(Assignment):
The full set of lines below has to be duplicated exactly, with no picture kept.

[Web page and app entries]
____
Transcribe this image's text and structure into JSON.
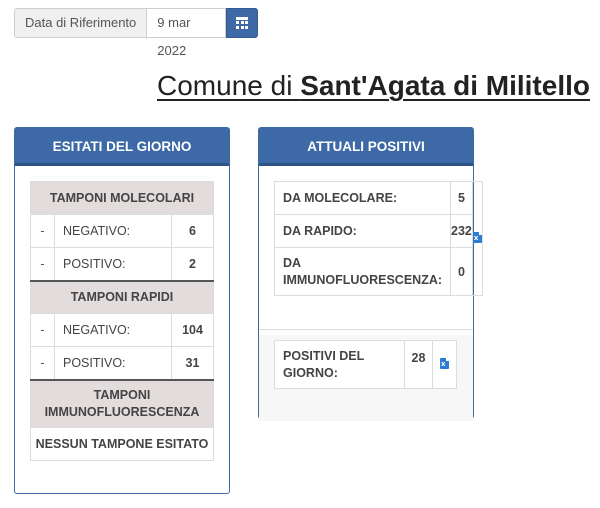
{
  "date": {
    "label": "Data di Riferimento",
    "value": "9 mar 2022",
    "button_icon": "calendar-icon"
  },
  "title": {
    "prefix": "Comune di",
    "name": "Sant'Agata di Militello"
  },
  "esitati": {
    "heading": "ESITATI DEL GIORNO",
    "molecolari": {
      "title": "TAMPONI MOLECOLARI",
      "rows": [
        {
          "dash": "-",
          "label": "NEGATIVO:",
          "value": "6"
        },
        {
          "dash": "-",
          "label": "POSITIVO:",
          "value": "2"
        }
      ]
    },
    "rapidi": {
      "title": "TAMPONI RAPIDI",
      "rows": [
        {
          "dash": "-",
          "label": "NEGATIVO:",
          "value": "104"
        },
        {
          "dash": "-",
          "label": "POSITIVO:",
          "value": "31"
        }
      ]
    },
    "immuno": {
      "title": "TAMPONI IMMUNOFLUORESCENZA",
      "none_text": "NESSUN TAMPONE ESITATO"
    }
  },
  "attuali": {
    "heading": "ATTUALI POSITIVI",
    "rows": [
      {
        "label": "DA MOLECOLARE:",
        "value": "5"
      },
      {
        "label": "DA RAPIDO:",
        "value": "232"
      },
      {
        "label": "DA IMMUNOFLUORESCENZA:",
        "value": "0"
      }
    ],
    "export_icon": "excel-file-icon",
    "positivi_giorno": {
      "label": "POSITIVI DEL GIORNO:",
      "value": "28"
    }
  },
  "colors": {
    "accent": "#3d6aa6",
    "section_bg": "#e2dcdc"
  }
}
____
(Your solution):
Transcribe this image's text and structure into JSON.
{
  "date": {
    "label": "Data di Riferimento",
    "value": "9 mar 2022",
    "button_icon": "calendar-icon"
  },
  "title": {
    "prefix": "Comune di",
    "name": "Sant'Agata di Militello"
  },
  "esitati": {
    "heading": "ESITATI DEL GIORNO",
    "molecolari": {
      "title": "TAMPONI MOLECOLARI",
      "rows": [
        {
          "dash": "-",
          "label": "NEGATIVO:",
          "value": "6"
        },
        {
          "dash": "-",
          "label": "POSITIVO:",
          "value": "2"
        }
      ]
    },
    "rapidi": {
      "title": "TAMPONI RAPIDI",
      "rows": [
        {
          "dash": "-",
          "label": "NEGATIVO:",
          "value": "104"
        },
        {
          "dash": "-",
          "label": "POSITIVO:",
          "value": "31"
        }
      ]
    },
    "immuno": {
      "title": "TAMPONI IMMUNOFLUORESCENZA",
      "none_text": "NESSUN TAMPONE ESITATO"
    }
  },
  "attuali": {
    "heading": "ATTUALI POSITIVI",
    "rows": [
      {
        "label": "DA MOLECOLARE:",
        "value": "5"
      },
      {
        "label": "DA RAPIDO:",
        "value": "232"
      },
      {
        "label": "DA IMMUNOFLUORESCENZA:",
        "value": "0"
      }
    ],
    "export_icon": "excel-file-icon",
    "positivi_giorno": {
      "label": "POSITIVI DEL GIORNO:",
      "value": "28"
    }
  },
  "colors": {
    "accent": "#3d6aa6",
    "section_bg": "#e2dcdc"
  }
}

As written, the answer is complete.